For a reported $64 million per, Goodell only plays stupid. But — buttressed by a compliant, pandering and frightened media — he knows he can say and do most anything without being held accountable. And that includes allowing the Super Bowl, for no good reason, to become an annual cavalcade of obscene acts.
Goodell appeared with Eli and Peyton Manning on their in-game Monday night show, and Peyton popped the chops-busting question:
“Commissioner, we have Snoop Dogg joining us in the third quarter. He’s also one of the performers in the Super Bowl halftime this year. And the question on my mind, and everybody’s mind, is what is your favorite Snoop Dogg song?”
Goodell: “I don’t think I could tell you a single title without violating your rules on using language on air, so I think I’m going to have to pass on that one.”
In other words, he acknowledged that Snoop Dogg’s act is X-rated, not the least bit suitable for the Commissioner of the NFL to address in detail.
But come the Super Bowl, Goodell has certified Snoop’s vulgar act as well as the acts of other unprintably vulgar and salacious, crotch-grabbing rappers Eminem and Kendrick Lamar, as meeting the NFL’s standards and blessings.
The Mannings cut Goodell a break, leaving it at that, not asking about Snoop’s career use of the N-word despite the NFL’s conspicuous on-field messaging to “End Racism,” Dogg’s pornographic treatment of young women and his arrests, estimated to be nearly 20, mostly for guns and drugs.
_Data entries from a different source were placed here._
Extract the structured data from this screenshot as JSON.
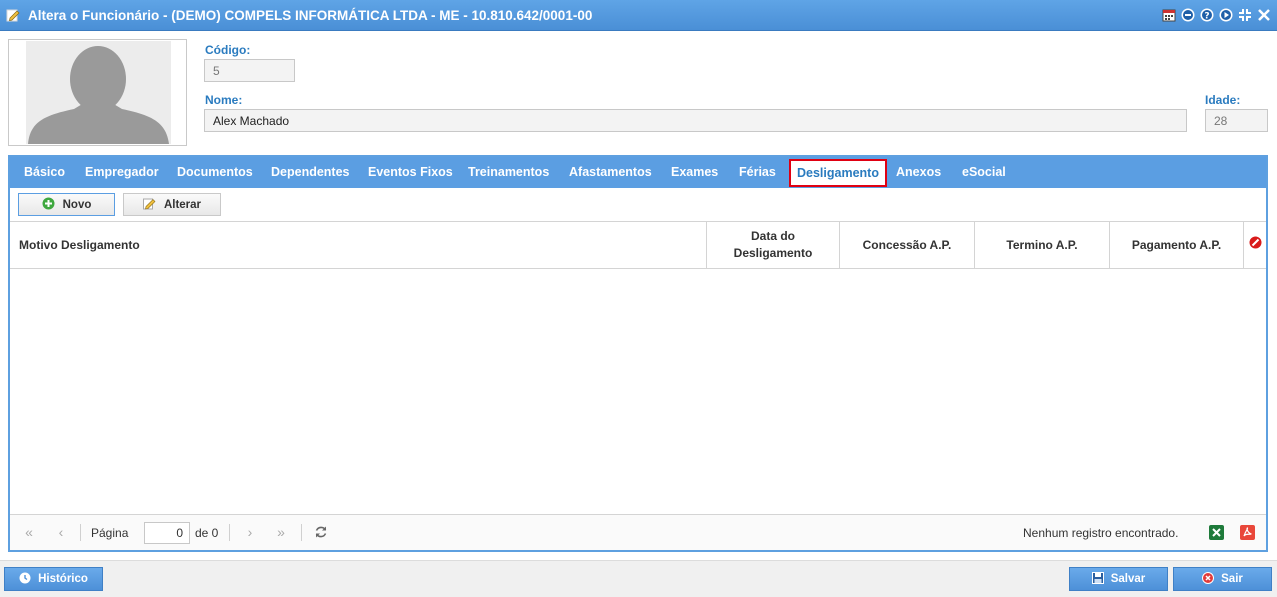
{
  "window": {
    "title": "Altera o Funcionário - (DEMO) COMPELS INFORMÁTICA LTDA - ME - 10.810.642/0001-00",
    "tools": [
      "calendar-icon",
      "minimize-icon",
      "help-icon",
      "play-icon",
      "collapse-icon",
      "close-icon"
    ]
  },
  "form": {
    "codigo_label": "Código:",
    "codigo_value": "5",
    "nome_label": "Nome:",
    "nome_value": "Alex Machado",
    "idade_label": "Idade:",
    "idade_value": "28"
  },
  "tabs": [
    {
      "label": "Básico"
    },
    {
      "label": "Empregador"
    },
    {
      "label": "Documentos"
    },
    {
      "label": "Dependentes"
    },
    {
      "label": "Eventos Fixos"
    },
    {
      "label": "Treinamentos"
    },
    {
      "label": "Afastamentos"
    },
    {
      "label": "Exames"
    },
    {
      "label": "Férias"
    },
    {
      "label": "Desligamento",
      "active": true
    },
    {
      "label": "Anexos"
    },
    {
      "label": "eSocial"
    }
  ],
  "toolbar": {
    "novo_label": "Novo",
    "alterar_label": "Alterar"
  },
  "grid": {
    "columns": [
      {
        "label": "Motivo Desligamento"
      },
      {
        "label": "Data do Desligamento"
      },
      {
        "label": "Concessão A.P."
      },
      {
        "label": "Termino A.P."
      },
      {
        "label": "Pagamento A.P."
      }
    ],
    "rows": []
  },
  "pager": {
    "page_label": "Página",
    "page_value": "0",
    "of_label": "de 0",
    "status": "Nenhum registro encontrado."
  },
  "footer": {
    "historico_label": "Histórico",
    "salvar_label": "Salvar",
    "sair_label": "Sair"
  },
  "colors": {
    "accent": "#5b9ee2",
    "label": "#2a7bbf",
    "active_tab_border": "#e00012"
  }
}
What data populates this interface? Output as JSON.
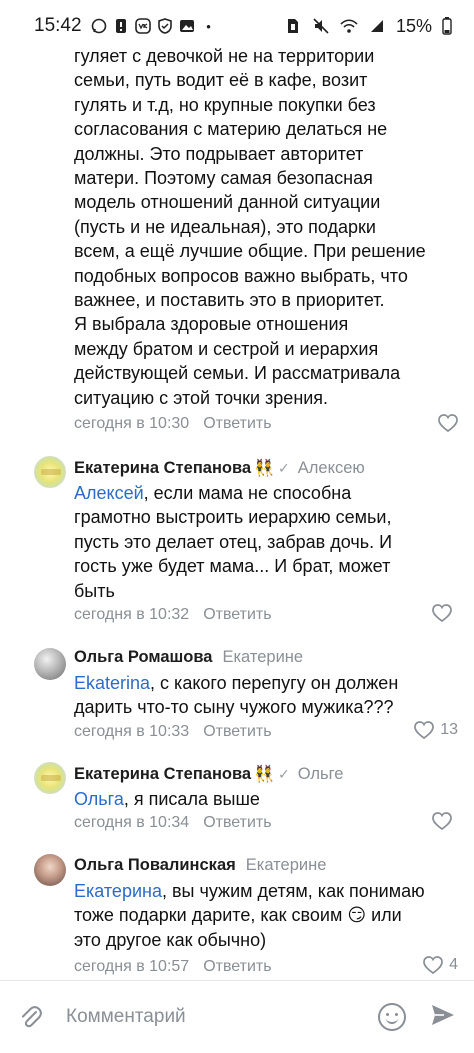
{
  "status_bar": {
    "time": "15:42",
    "battery": "15%",
    "left_icons": [
      "whatsapp-icon",
      "notification-icon",
      "vk-icon",
      "shield-icon",
      "gallery-icon",
      "dot-icon"
    ],
    "right_icons": [
      "sim-icon",
      "mute-icon",
      "wifi-icon",
      "signal-icon",
      "battery-icon"
    ]
  },
  "first_comment": {
    "lines": [
      "гуляет с девочкой не на территории",
      "семьи, путь водит её в кафе, возит",
      "гулять и т.д, но крупные покупки без",
      "согласования с материю делаться не",
      "должны. Это подрывает авторитет",
      "матери. Поэтому самая безопасная",
      "модель отношений данной ситуации",
      "(пусть и не идеальная), это подарки",
      "всем, а ещё лучшие общие. При решение",
      "подобных вопросов важно выбрать, что",
      "важнее, и поставить это в приоритет.",
      "Я выбрала здоровые отношения",
      "между братом и сестрой и иерархия",
      "действующей семьи. И рассматривала",
      "ситуацию с этой точки зрения."
    ],
    "time": "сегодня в 10:30",
    "reply": "Ответить"
  },
  "comments": [
    {
      "author": "Екатерина Степанова",
      "badge": "👯",
      "verified": "✓",
      "to": "Алексею",
      "mention": "Алексей",
      "text_lines": [
        ", если мама не способна",
        "грамотно выстроить иерархию семьи,",
        "пусть это делает отец, забрав дочь. И",
        "гость уже будет мама... И брат, может",
        "быть"
      ],
      "time": "сегодня в 10:32",
      "reply": "Ответить",
      "likes": ""
    },
    {
      "author": "Ольга Ромашова",
      "to": "Екатерине",
      "mention": "Ekaterina",
      "text_lines": [
        ", с какого перепугу он должен",
        "дарить что-то сыну чужого мужика???"
      ],
      "time": "сегодня в 10:33",
      "reply": "Ответить",
      "likes": "13"
    },
    {
      "author": "Екатерина Степанова",
      "badge": "👯",
      "verified": "✓",
      "to": "Ольге",
      "mention": "Ольга",
      "text_lines": [
        ", я писала выше"
      ],
      "time": "сегодня в 10:34",
      "reply": "Ответить",
      "likes": ""
    },
    {
      "author": "Ольга Повалинская",
      "to": "Екатерине",
      "mention": "Екатерина",
      "text_lines": [
        ", вы чужим детям, как понимаю",
        "тоже подарки дарите, как своим 😏 или",
        "это другое как обычно)"
      ],
      "time": "сегодня в 10:57",
      "reply": "Ответить",
      "likes": "4"
    }
  ],
  "composer": {
    "placeholder": "Комментарий",
    "attach_icon": "paperclip-icon",
    "emoji_icon": "smile-icon",
    "send_icon": "send-icon"
  },
  "colors": {
    "mention": "#2a6cc7",
    "meta": "#8a8f96",
    "badge": "#e04bb7"
  }
}
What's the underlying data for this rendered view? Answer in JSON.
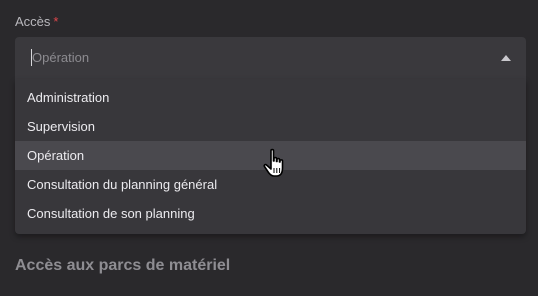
{
  "field": {
    "label": "Accès",
    "required_mark": "*",
    "placeholder": "Opération"
  },
  "dropdown": {
    "options": [
      {
        "label": "Administration"
      },
      {
        "label": "Supervision"
      },
      {
        "label": "Opération"
      },
      {
        "label": "Consultation du planning général"
      },
      {
        "label": "Consultation de son planning"
      }
    ],
    "hovered_index": 2
  },
  "section": {
    "heading": "Accès aux parcs de matériel"
  },
  "icons": {
    "dropdown_arrow": "arrow-up-icon",
    "cursor": "hand-pointer-icon"
  },
  "colors": {
    "background": "#2a292c",
    "input_background": "#3a393d",
    "menu_background": "#38373b",
    "hover_background": "#4a494e",
    "required": "#e0474c"
  }
}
He beat a murder rap.
So Goodell knows what’s coming. Again. And he’s good with it, has fun with it. He’s shameless. Perhaps he’ll demonstrate the courage of his convictions by holding his crotch while presenting the Lombardi Trophy.
Buck the analytics Buck!
Those who have watched Buck Showalter successfully manage teams hope he was mostly teasing when he said he’ll rely on both analytics as well as his long-conditioned instincts to manage the Mets.
In an ongoing epidemic of insanity, analytics have replaced here-and-now common sense as both managers fight it out to determine which one will blow the game. It’s crazy! And if Showalter doesn’t know it and act in its defiance, The Game, at its last breath, is doomed.
I can’t see Showalter removing effective relievers for any spread-sheet-printed reason. Nor can I see him alerting the bullpen because an effective starter is heading into the Kingdom of Evil Analytics Destiny — his third time through the lineup. In 1994, with Showalter at the wheel of the Yankees, Jimmy Key didn’t finish 17-4 by being yanked after six innings — in a 113-game, strike-shortened season.
Last year, the Mets’ Edwin Diaz blew six saves and went 5-6 — far too many decisions for a designated closer — due to preseason-scripted analytics.
I can’t see Showalter excuse fundamental failings, starting with running to first base and swinging from the heels on 0-2 pitches.
Perhaps Showalter, with little to lose at age 65, will be the first to institute the no-handshake rule for first base coaches, meaning he expects those who hit home runs to be off and running, past first base when the ball clears the wall — in case what they “thought” to be a home run becomes a double or triple instead of a posing, jogging single.
Consider: A team that can win, say, six more games by playing smart baseball under a manager who insists on such, also loses six fewer games, a swing of 12 games.